It was the beginning of the fall academic term in 1974. I was meeting for a reading course with my doctoral adviser, Margaret Farley, R.S.M. At the end of the session, she said to me, “Bill Coffin has been meeting with the undergraduates about world hunger. I think you ought to go down to Dwight Hall and see what’s going on. He would like to have some help.” Little did I know that the Yale chaplain was looking for an understudy. It is the fate of ethicists, certainly of Sister Margaret and myself, that we are regularly overcommitted. Multitasking is a professional hazard. All sorts of people have problems they want help thinking through, and others have good causes they want you to join. As soon as I arrived at Yale the previous September, Colin Williams, the dean of the Divinity School, asked me to negotiate for Woodstock College, the premier Jesuit theologate that had just been slated to be closed, to move much of its faculty and its renowned library to New Haven. After those talks failed, Margaret and Colin approached me about being a rapporteur for a meeting of a project run by Yale and the Aspen Institute.
No sooner had I submitted my report on the meeting than Dean Williams asked me to manage a new Yale-Aspen project on value and scarcity (The Limits to Growth had appeared the previous year). The program brought together faculty members from a number of schools in the university. Williams told me, “The only way you can do this is be a dean to the deans.”
So when Margaret asked me to drop in on the hunger group, I thought to myself, “This is all I need, another involvement.” Jesuit provincial superiors were already commenting on how I tended to be stretched thin. But the next week, I went to the meeting of the Yale Hunger Action Project at Dwight Hall.
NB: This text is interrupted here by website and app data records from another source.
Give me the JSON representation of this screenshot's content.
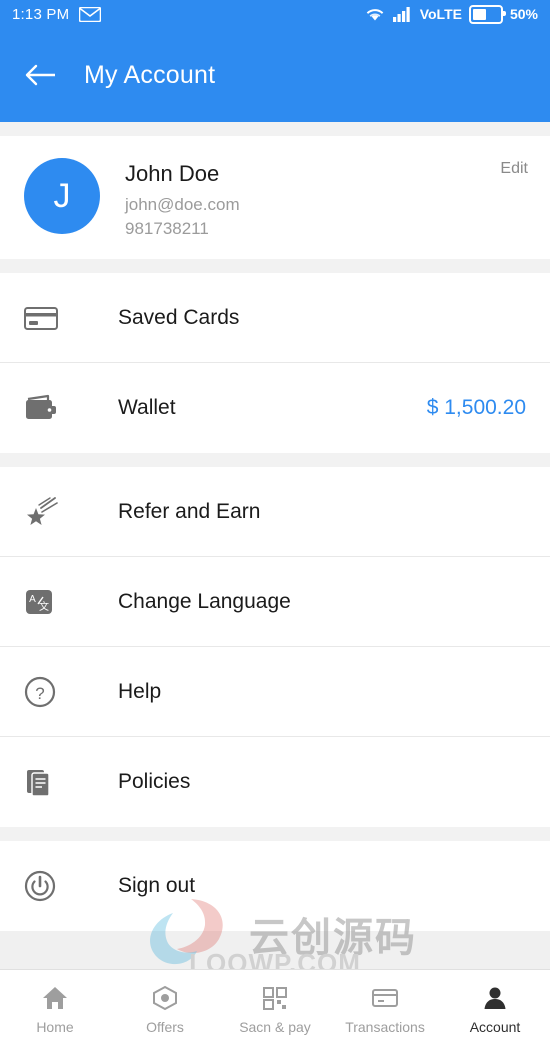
{
  "status_bar": {
    "time": "1:13 PM",
    "mail_icon": "mail-icon",
    "wifi_icon": "wifi-icon",
    "signal_icon": "signal-bars-icon",
    "network_label": "VoLTE",
    "battery_icon": "battery-icon",
    "battery_percent": "50%"
  },
  "app_bar": {
    "back_icon": "back-arrow-icon",
    "title": "My Account"
  },
  "profile": {
    "avatar_initial": "J",
    "name": "John Doe",
    "email": "john@doe.com",
    "phone": "981738211",
    "edit_label": "Edit"
  },
  "menu_groups": [
    {
      "items": [
        {
          "icon": "credit-card-icon",
          "label": "Saved Cards",
          "value": ""
        },
        {
          "icon": "wallet-icon",
          "label": "Wallet",
          "value": "$ 1,500.20"
        }
      ]
    },
    {
      "items": [
        {
          "icon": "shooting-star-icon",
          "label": "Refer and Earn",
          "value": ""
        },
        {
          "icon": "translate-icon",
          "label": "Change Language",
          "value": ""
        },
        {
          "icon": "question-mark-circle-icon",
          "label": "Help",
          "value": ""
        },
        {
          "icon": "document-icon",
          "label": "Policies",
          "value": ""
        }
      ]
    },
    {
      "items": [
        {
          "icon": "power-icon",
          "label": "Sign out",
          "value": ""
        }
      ]
    }
  ],
  "bottom_nav": {
    "items": [
      {
        "icon": "home-icon",
        "label": "Home",
        "active": false
      },
      {
        "icon": "offers-tag-icon",
        "label": "Offers",
        "active": false
      },
      {
        "icon": "qr-scan-icon",
        "label": "Sacn & pay",
        "active": false
      },
      {
        "icon": "transactions-icon",
        "label": "Transactions",
        "active": false
      },
      {
        "icon": "person-icon",
        "label": "Account",
        "active": true
      }
    ]
  },
  "watermark": {
    "text_cn": "云创源码",
    "text_en": "LOOWP.COM"
  },
  "colors": {
    "accent": "#2E8BF0",
    "page_bg": "#f2f2f2",
    "card_bg": "#ffffff",
    "text_primary": "#1b1b1b",
    "text_muted": "#9b9b9b"
  }
}
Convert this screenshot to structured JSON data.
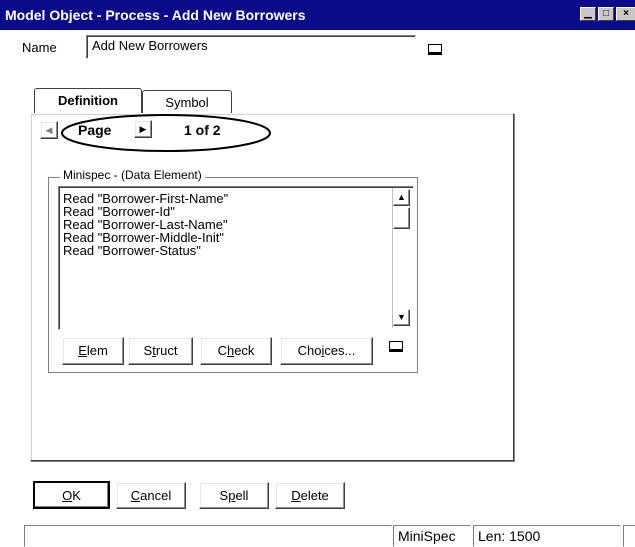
{
  "window": {
    "title": "Model Object - Process - Add New Borrowers"
  },
  "name_field": {
    "label": "Name",
    "value": "Add New Borrowers"
  },
  "tabs": [
    {
      "label": "Definition",
      "active": true
    },
    {
      "label": "Symbol",
      "active": false
    }
  ],
  "pager": {
    "label": "Page",
    "indicator": "1 of 2"
  },
  "minispec": {
    "group_label": "Minispec - (Data Element)",
    "lines": [
      "Read \"Borrower-First-Name\"",
      "Read \"Borrower-Id\"",
      "Read \"Borrower-Last-Name\"",
      "Read \"Borrower-Middle-Init\"",
      "Read \"Borrower-Status\""
    ],
    "buttons": {
      "elem": {
        "pre": "",
        "ul": "E",
        "post": "lem"
      },
      "struct": {
        "pre": "S",
        "ul": "t",
        "post": "ruct"
      },
      "check": {
        "pre": "C",
        "ul": "h",
        "post": "eck"
      },
      "choices": {
        "pre": "Cho",
        "ul": "i",
        "post": "ces..."
      }
    }
  },
  "footer_buttons": {
    "ok": {
      "pre": "",
      "ul": "O",
      "post": "K"
    },
    "cancel": {
      "pre": "",
      "ul": "C",
      "post": "ancel"
    },
    "spell": {
      "pre": "S",
      "ul": "p",
      "post": "ell"
    },
    "delete": {
      "pre": "",
      "ul": "D",
      "post": "elete"
    }
  },
  "statusbar": {
    "mode": "MiniSpec",
    "length": "Len: 1500"
  },
  "colors": {
    "titlebar": "#0b0b8a",
    "background": "#ffffff"
  }
}
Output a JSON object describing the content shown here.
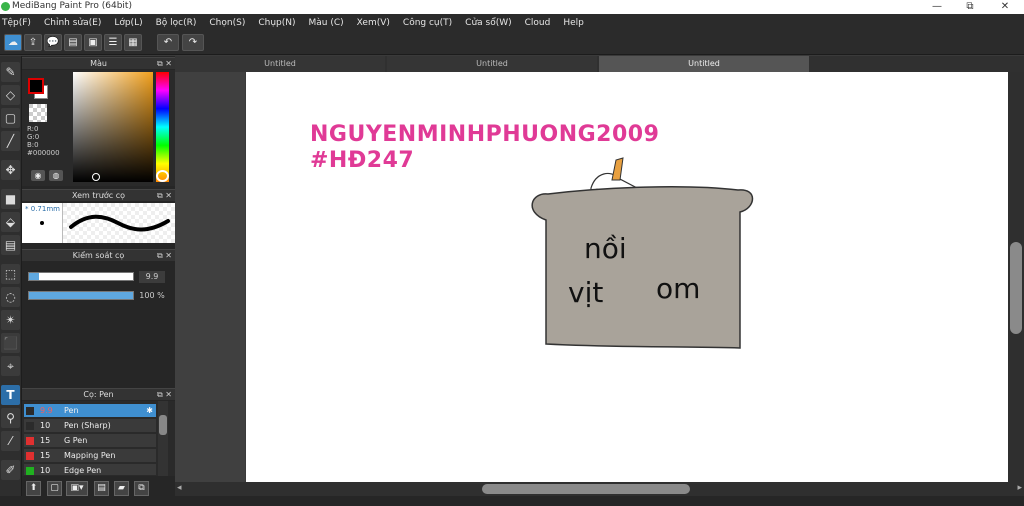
{
  "window": {
    "title": "MediBang Paint Pro (64bit)",
    "minimize": "—",
    "maximize": "⧉",
    "close": "✕"
  },
  "menu": [
    "Tệp(F)",
    "Chỉnh sửa(E)",
    "Lớp(L)",
    "Bộ lọc(R)",
    "Chọn(S)",
    "Chụp(N)",
    "Màu (C)",
    "Xem(V)",
    "Công cụ(T)",
    "Cửa sổ(W)",
    "Cloud",
    "Help"
  ],
  "toolbar": {
    "icons": [
      "☁",
      "⇪",
      "💬",
      "▤",
      "▣",
      "☰",
      "▦"
    ],
    "undo": "↶",
    "redo": "↷"
  },
  "tools": [
    "✎",
    "◇",
    "▢",
    "╱",
    "✥",
    "■",
    "⬙",
    "▤",
    "⬚",
    "◌",
    "✴",
    "⬛",
    "⌖",
    "T",
    "⚲",
    "⁄",
    "✐"
  ],
  "color_panel": {
    "title": "Màu",
    "r": "R:0",
    "g": "G:0",
    "b": "B:0",
    "hex": "#000000",
    "fg_color": "#000000",
    "bg_color": "#ffffff"
  },
  "preview_panel": {
    "title": "Xem trước cọ",
    "size": "0.71mm"
  },
  "control_panel": {
    "title": "Kiểm soát cọ",
    "size_value": "9.9",
    "opacity_value": "100 %",
    "size_fraction": 0.1,
    "opacity_fraction": 1.0
  },
  "brush_panel": {
    "title": "Cọ: Pen",
    "brushes": [
      {
        "size": "9.9",
        "name": "Pen",
        "color": "#2b2b2b"
      },
      {
        "size": "10",
        "name": "Pen (Sharp)",
        "color": "#2b2b2b"
      },
      {
        "size": "15",
        "name": "G Pen",
        "color": "#e03030"
      },
      {
        "size": "15",
        "name": "Mapping Pen",
        "color": "#e03030"
      },
      {
        "size": "10",
        "name": "Edge Pen",
        "color": "#20b020"
      }
    ]
  },
  "bottom_buttons": [
    "⬆",
    "▢",
    "▣▾",
    "▤",
    "▰",
    "⧉"
  ],
  "tabs": [
    "Untitled",
    "Untitled",
    "Untitled"
  ],
  "canvas": {
    "line1": "NGUYENMINHPHUONG2009",
    "line2": "#HĐ247",
    "pot_word1": "nồi",
    "pot_word2": "vịt",
    "pot_word3": "om"
  },
  "panel_icons": {
    "popout": "⧉",
    "close": "✕"
  }
}
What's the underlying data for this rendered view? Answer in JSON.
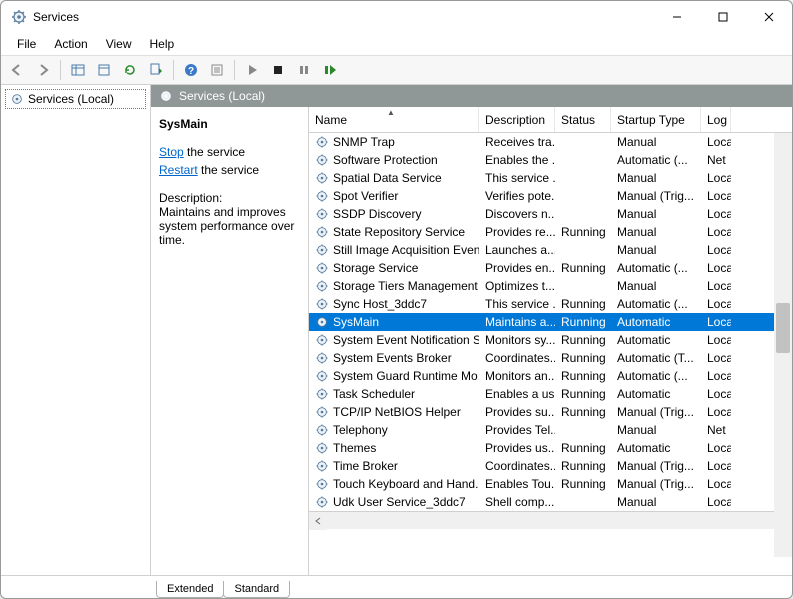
{
  "window": {
    "title": "Services"
  },
  "menu": {
    "file": "File",
    "action": "Action",
    "view": "View",
    "help": "Help"
  },
  "tree": {
    "root": "Services (Local)"
  },
  "pane_header": "Services (Local)",
  "detail": {
    "selected_name": "SysMain",
    "stop_label": "Stop",
    "stop_suffix": " the service",
    "restart_label": "Restart",
    "restart_suffix": " the service",
    "desc_heading": "Description:",
    "desc_text": "Maintains and improves system performance over time."
  },
  "columns": {
    "name": "Name",
    "desc": "Description",
    "status": "Status",
    "startup": "Startup Type",
    "log": "Log"
  },
  "tabs": {
    "extended": "Extended",
    "standard": "Standard"
  },
  "services": [
    {
      "name": "SNMP Trap",
      "desc": "Receives tra...",
      "status": "",
      "startup": "Manual",
      "log": "Loca"
    },
    {
      "name": "Software Protection",
      "desc": "Enables the ...",
      "status": "",
      "startup": "Automatic (...",
      "log": "Net"
    },
    {
      "name": "Spatial Data Service",
      "desc": "This service ...",
      "status": "",
      "startup": "Manual",
      "log": "Loca"
    },
    {
      "name": "Spot Verifier",
      "desc": "Verifies pote...",
      "status": "",
      "startup": "Manual (Trig...",
      "log": "Loca"
    },
    {
      "name": "SSDP Discovery",
      "desc": "Discovers n...",
      "status": "",
      "startup": "Manual",
      "log": "Loca"
    },
    {
      "name": "State Repository Service",
      "desc": "Provides re...",
      "status": "Running",
      "startup": "Manual",
      "log": "Loca"
    },
    {
      "name": "Still Image Acquisition Events",
      "desc": "Launches a...",
      "status": "",
      "startup": "Manual",
      "log": "Loca"
    },
    {
      "name": "Storage Service",
      "desc": "Provides en...",
      "status": "Running",
      "startup": "Automatic (...",
      "log": "Loca"
    },
    {
      "name": "Storage Tiers Management",
      "desc": "Optimizes t...",
      "status": "",
      "startup": "Manual",
      "log": "Loca"
    },
    {
      "name": "Sync Host_3ddc7",
      "desc": "This service ...",
      "status": "Running",
      "startup": "Automatic (...",
      "log": "Loca"
    },
    {
      "name": "SysMain",
      "desc": "Maintains a...",
      "status": "Running",
      "startup": "Automatic",
      "log": "Loca",
      "selected": true
    },
    {
      "name": "System Event Notification S...",
      "desc": "Monitors sy...",
      "status": "Running",
      "startup": "Automatic",
      "log": "Loca"
    },
    {
      "name": "System Events Broker",
      "desc": "Coordinates...",
      "status": "Running",
      "startup": "Automatic (T...",
      "log": "Loca"
    },
    {
      "name": "System Guard Runtime Mo...",
      "desc": "Monitors an...",
      "status": "Running",
      "startup": "Automatic (...",
      "log": "Loca"
    },
    {
      "name": "Task Scheduler",
      "desc": "Enables a us...",
      "status": "Running",
      "startup": "Automatic",
      "log": "Loca"
    },
    {
      "name": "TCP/IP NetBIOS Helper",
      "desc": "Provides su...",
      "status": "Running",
      "startup": "Manual (Trig...",
      "log": "Loca"
    },
    {
      "name": "Telephony",
      "desc": "Provides Tel...",
      "status": "",
      "startup": "Manual",
      "log": "Net"
    },
    {
      "name": "Themes",
      "desc": "Provides us...",
      "status": "Running",
      "startup": "Automatic",
      "log": "Loca"
    },
    {
      "name": "Time Broker",
      "desc": "Coordinates...",
      "status": "Running",
      "startup": "Manual (Trig...",
      "log": "Loca"
    },
    {
      "name": "Touch Keyboard and Hand...",
      "desc": "Enables Tou...",
      "status": "Running",
      "startup": "Manual (Trig...",
      "log": "Loca"
    },
    {
      "name": "Udk User Service_3ddc7",
      "desc": "Shell comp...",
      "status": "",
      "startup": "Manual",
      "log": "Loca"
    }
  ]
}
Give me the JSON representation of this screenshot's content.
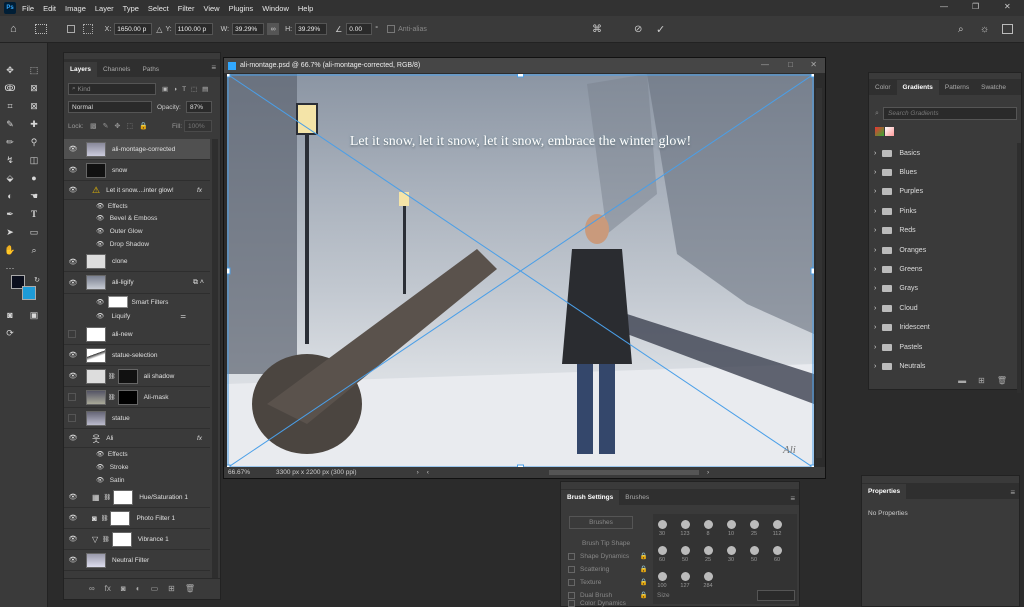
{
  "menubar": {
    "items": [
      "File",
      "Edit",
      "Image",
      "Layer",
      "Type",
      "Select",
      "Filter",
      "View",
      "Plugins",
      "Window",
      "Help"
    ]
  },
  "options": {
    "x_label": "X:",
    "x_value": "1650.00 p",
    "y_label": "Y:",
    "y_value": "1100.00 p",
    "w_label": "W:",
    "w_value": "39.29%",
    "h_label": "H:",
    "h_value": "39.29%",
    "angle_value": "0.00",
    "angle_unit": "°",
    "antialias": "Anti-alias"
  },
  "layers_panel": {
    "tabs": [
      "Layers",
      "Channels",
      "Paths"
    ],
    "kind_placeholder": "Kind",
    "blend_mode": "Normal",
    "opacity_label": "Opacity:",
    "opacity_value": "87%",
    "lock_label": "Lock:",
    "fill_label": "Fill:",
    "fill_value": "100%",
    "layers": [
      {
        "name": "ali-montage-corrected",
        "selected": true
      },
      {
        "name": "snow"
      },
      {
        "name": "Let it snow....inter glow!",
        "fx": "fx"
      },
      {
        "name": "clone"
      },
      {
        "name": "ali-ligify"
      },
      {
        "name": "ali-new"
      },
      {
        "name": "statue-selection"
      },
      {
        "name": "ali shadow"
      },
      {
        "name": "Ali-mask"
      },
      {
        "name": "statue"
      },
      {
        "name": "Ali",
        "fx": "fx"
      },
      {
        "name": "Hue/Saturation 1"
      },
      {
        "name": "Photo Filter 1"
      },
      {
        "name": "Vibrance 1"
      },
      {
        "name": "Neutral Filter"
      }
    ],
    "text_effects": {
      "label": "Effects",
      "items": [
        "Bevel & Emboss",
        "Outer Glow",
        "Drop Shadow"
      ]
    },
    "smart_filters": {
      "label": "Smart Filters",
      "items": [
        "Liquify"
      ]
    },
    "ali_effects": {
      "label": "Effects",
      "items": [
        "Stroke",
        "Satin"
      ]
    }
  },
  "document": {
    "title": "ali-montage.psd @ 66.7% (ali-montage-corrected, RGB/8)",
    "canvas_text": "Let it snow, let it snow, let it snow, embrace the winter glow!",
    "signature": "Ali",
    "zoom": "66.67%",
    "doc_size": "3300 px x 2200 px (300 ppi)"
  },
  "gradients_panel": {
    "tabs": [
      "Color",
      "Gradients",
      "Patterns",
      "Swatche"
    ],
    "search_placeholder": "Search Gradients",
    "groups": [
      "Basics",
      "Blues",
      "Purples",
      "Pinks",
      "Reds",
      "Oranges",
      "Greens",
      "Grays",
      "Cloud",
      "Iridescent",
      "Pastels",
      "Neutrals"
    ]
  },
  "brush_panel": {
    "tabs": [
      "Brush Settings",
      "Brushes"
    ],
    "brushes_button": "Brushes",
    "tip_shape": "Brush Tip Shape",
    "options": [
      "Shape Dynamics",
      "Scattering",
      "Texture",
      "Dual Brush",
      "Color Dynamics"
    ],
    "brush_sizes": [
      "30",
      "123",
      "8",
      "10",
      "25",
      "112",
      "60",
      "50",
      "25",
      "30",
      "50",
      "60",
      "100",
      "127",
      "284"
    ],
    "size_label": "Size"
  },
  "properties_panel": {
    "tab": "Properties",
    "empty_text": "No Properties"
  },
  "colors": {
    "foreground": "#0b0f1d",
    "background": "#1d9bd8",
    "accent": "#31a8ff",
    "transform_line": "#4a9fe8"
  }
}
At the center of this talented group was the Rev. William Sloan Coffin, the famous or, depending on your politics, notorious antiwar preacher, who had been tried along with the baby doctor, Benjamin Spock, for conspiracy to counsel draft evasion.
Coffin had drawn together a cadre of talented undergraduates. His lieutenant was Bob Tate, then a divinity student doing his internship with the chaplaincy and now an Episcopal priest. Stefan Presser was a junior, who had taken a leave in his second year to organize a program on student rights in Brooklyn public schools. For many years, Stefan has led the American Civil Liberties Union in Philadelphia. Lori Kornblum was a freshman and a graduate of Beverly Hills High. Not at all like the television alumni of “90210,” she was the best community organizer I have ever known. The last I heard, she was a mother and lawyer in Milwaukee. Eleanor LeCain was a tall, vivacious Boston redhead who was likewise a dynamic activist. After college, Eleanor volunteered with the World Bank in Tanzania, and then trekked to South Africa, crossing Rhodesia during its civil war.
Coffin was the magnet that brought the group together, the motivator who stirred the students to do great things. The Hunger Action Project was a beehive of activity and a model for other colleges. Soon it was coordinating the Northeast Hunger Action Alliance, a coalition of college hunger groups.
When I reflect on Bill Coffin’s ministry, I think “charisma.” He had a booming voice. One might mistake it for a preacher’s tone, but it was all Bill. With the voice went a way with words, gifts that made him a natural leader. He exuded a sort of gruff charm, an enthusiasm that like a tide swept everything before it and a joie de vivre that made him a pleasure to be with. Though he was a striking presence, he did not overawe. His liturgical style was informal, yet the ecumenical prayer services he led were among the most prayerful liturgies I have ever participated in.
In the spring of 1975, Bill called the leadership of the Hunger Action Project together at his office. He explained that he was taking a sabbatical the following year to write his autobiography, Once to Everyman: A Memoir, and the group would need to choose a new leader. I was selected as, I supposed, he and Sister Margaret had conspired months before. In 1977, I left Yale with my dissertation incomplete, no doubt because of my many activities, but also because of an eye condition that took two more years to diagnose and treat. Every now and then, Bill would call, asking how I was and particularly how my eyes were doing.
When news came on April 12 that Bill had died at age 81, I was sad. But like many others, I am sure, I felt privileged to have known him and to have shared for a few short years in his ministry, “comforting the afflicted and afflicting the comfortable.”